--- INPUT MATERIAL Enclosed Below ---
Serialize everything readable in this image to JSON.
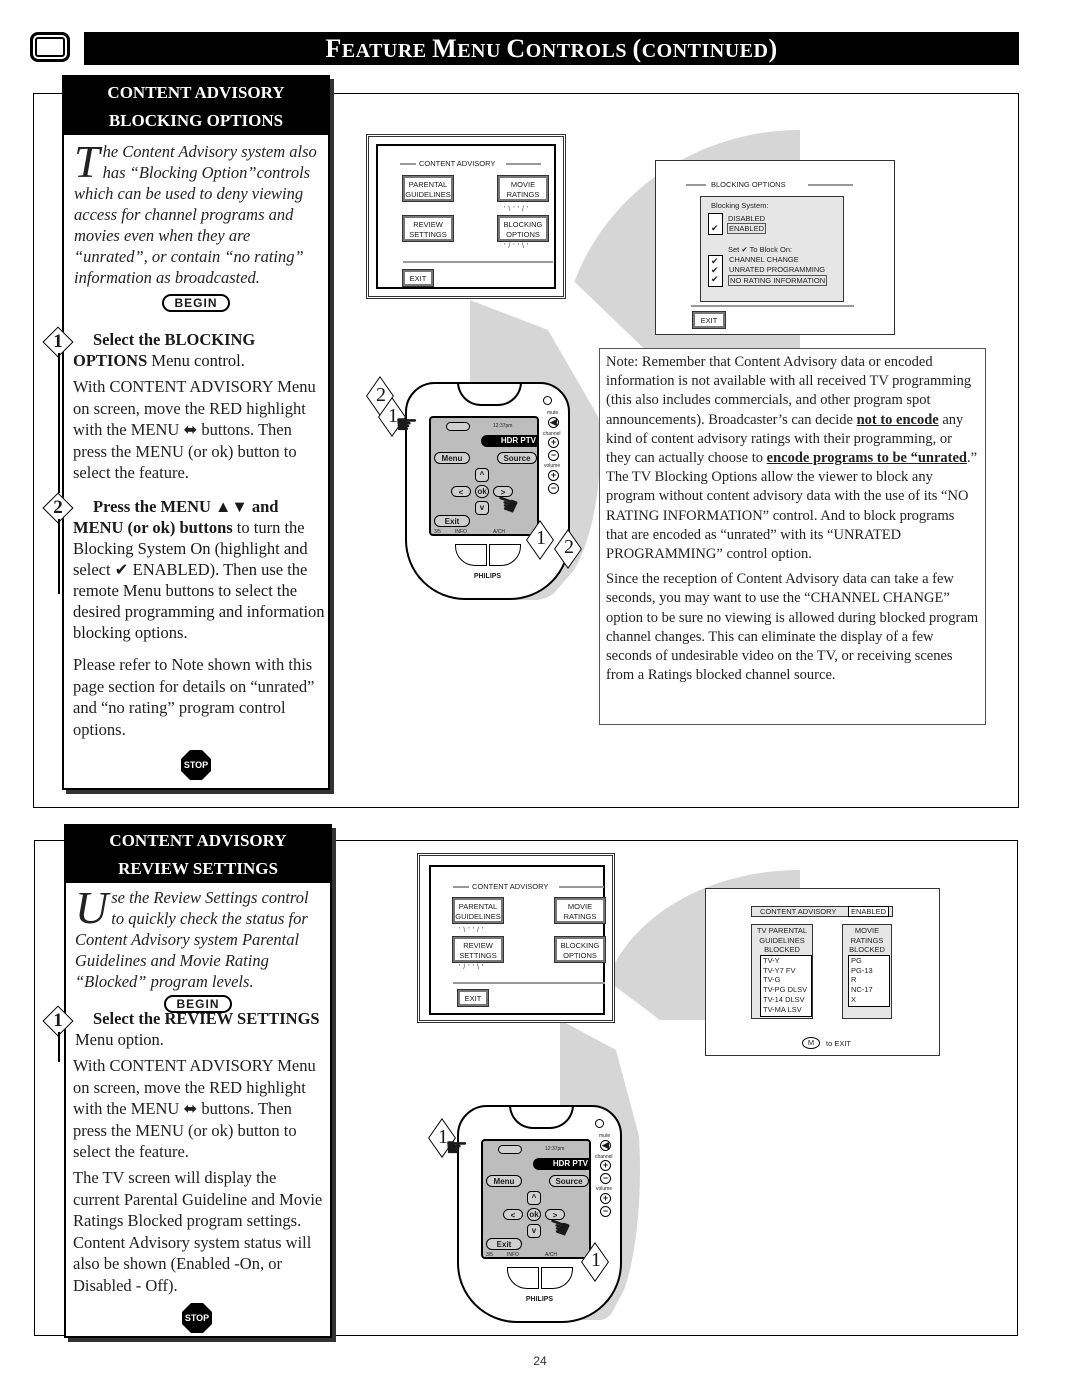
{
  "header": {
    "icon": "tv-icon",
    "title_parts": [
      {
        "big": "F",
        "small": "EATURE "
      },
      {
        "big": "M",
        "small": "ENU "
      },
      {
        "big": "C",
        "small": "ONTROLS "
      },
      {
        "big": "(",
        "small": "CONTINUED"
      },
      {
        "big": ")",
        "small": ""
      }
    ]
  },
  "section1": {
    "card": {
      "title_line1": "CONTENT ADVISORY",
      "title_line2": "BLOCKING OPTIONS",
      "intro_dropcap": "T",
      "intro_text": "he Content Advisory system also has “Blocking Option”controls which can be used to deny viewing access for channel programs and movies even when they are “unrated”, or contain “no rating” information as broadcasted.",
      "begin_label": "BEGIN",
      "steps": [
        {
          "number": "1",
          "heading_bold": "Select the BLOCKING OPTIONS",
          "heading_rest": " Menu control.",
          "body": "With CONTENT ADVISORY Menu on screen, move the RED highlight with the MENU ⬌ buttons. Then press the MENU (or ok) button to select the feature."
        },
        {
          "number": "2",
          "heading_bold": "Press the MENU ▲▼ and MENU (or ok) buttons",
          "heading_rest": " to turn the Blocking System On (highlight and select ✔ ENABLED). Then use the remote Menu buttons to select the desired programming and information blocking options.",
          "body": "Please refer to Note shown with this page section for details on “unrated” and “no rating” program control options."
        }
      ],
      "stop_label": "STOP"
    },
    "menu_screen": {
      "title": "CONTENT ADVISORY",
      "buttons": [
        "PARENTAL GUIDELINES",
        "MOVIE RATINGS",
        "REVIEW SETTINGS",
        "BLOCKING OPTIONS"
      ],
      "highlighted": "BLOCKING OPTIONS",
      "exit_label": "EXIT"
    },
    "blocking_screen": {
      "title": "BLOCKING OPTIONS",
      "system_label": "Blocking System:",
      "system_options": [
        {
          "label": "DISABLED",
          "checked": false
        },
        {
          "label": "ENABLED",
          "checked": true
        }
      ],
      "set_label": "Set ✔ To Block On:",
      "block_options": [
        {
          "label": "CHANNEL CHANGE",
          "checked": true
        },
        {
          "label": "UNRATED PROGRAMMING",
          "checked": true
        },
        {
          "label": "NO RATING INFORMATION",
          "checked": true
        }
      ],
      "exit_label": "EXIT"
    },
    "remote": {
      "time": "12:37pm",
      "device": "HDR PTV",
      "menu": "Menu",
      "source": "Source",
      "ok": "ok",
      "exit": "Exit",
      "bottom_left": "3/5",
      "info": "INFO",
      "bottom_right": "A/CH",
      "mute": "mute",
      "channel": "channel",
      "volume": "volume",
      "brand": "PHILIPS",
      "callouts": [
        "2",
        "1",
        "1",
        "2"
      ]
    },
    "note": {
      "p1_a": "Note: Remember that Content Advisory data or encoded information is not available with all received TV programming (this also includes commercials, and other program spot announcements). Broadcaster’s can decide ",
      "p1_b": "not to encode",
      "p1_c": " any kind of content advisory ratings with their programming, or they can actually choose to ",
      "p1_d": "encode programs to be “unrated",
      "p1_e": ".”",
      "p2": "The TV Blocking Options allow the viewer to block any program without content advisory data with the use of its “NO RATING INFORMATION” control. And to block programs that are encoded as “unrated” with its “UNRATED PROGRAMMING” control option.",
      "p3": "Since the reception of Content Advisory data can take a few seconds, you may want to use the “CHANNEL CHANGE” option to be sure no viewing is allowed during blocked program channel changes. This can eliminate the display of a few seconds of undesirable video on the TV, or receiving scenes from a Ratings blocked channel source."
    }
  },
  "section2": {
    "card": {
      "title_line1": "CONTENT ADVISORY",
      "title_line2": "REVIEW SETTINGS",
      "intro_dropcap": "U",
      "intro_text": "se the Review Settings control to quickly check the status for Content Advisory system Parental Guidelines and Movie Rating “Blocked” program levels.",
      "begin_label": "BEGIN",
      "steps": [
        {
          "number": "1",
          "heading_bold": "Select the REVIEW SETTINGS",
          "heading_rest": " Menu option.",
          "body": "With CONTENT ADVISORY Menu on screen, move the RED highlight with the MENU ⬌ buttons. Then press the MENU (or ok) button to select the feature.",
          "body2": "The TV screen will display the current Parental Guideline and Movie Ratings Blocked program settings. Content Advisory system status will also be shown (Enabled -On, or Disabled - Off)."
        }
      ],
      "stop_label": "STOP"
    },
    "menu_screen": {
      "title": "CONTENT ADVISORY",
      "buttons": [
        "PARENTAL GUIDELINES",
        "MOVIE RATINGS",
        "REVIEW SETTINGS",
        "BLOCKING OPTIONS"
      ],
      "highlighted": "REVIEW SETTINGS",
      "exit_label": "EXIT"
    },
    "review_screen": {
      "title": "CONTENT ADVISORY",
      "status": "ENABLED",
      "tv_header": [
        "TV PARENTAL",
        "GUIDELINES",
        "BLOCKED"
      ],
      "tv_items": [
        "TV-Y",
        "TV-Y7  FV",
        "TV-G",
        "TV-PG DLSV",
        "TV-14  DLSV",
        "TV-MA   LSV"
      ],
      "movie_header": [
        "MOVIE",
        "RATINGS",
        "BLOCKED"
      ],
      "movie_items": [
        "PG",
        "PG-13",
        "R",
        "NC-17",
        "X"
      ],
      "exit_key": "M",
      "exit_text": "to EXIT"
    },
    "remote": {
      "time": "12:37pm",
      "device": "HDR PTV",
      "menu": "Menu",
      "source": "Source",
      "ok": "ok",
      "exit": "Exit",
      "bottom_left": "3/5",
      "info": "INFO",
      "bottom_right": "A/CH",
      "mute": "mute",
      "channel": "channel",
      "volume": "volume",
      "brand": "PHILIPS",
      "callouts": [
        "1",
        "1"
      ]
    }
  },
  "page_number": "24"
}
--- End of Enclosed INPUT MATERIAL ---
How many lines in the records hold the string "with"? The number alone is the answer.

TASK SOLUTION> 6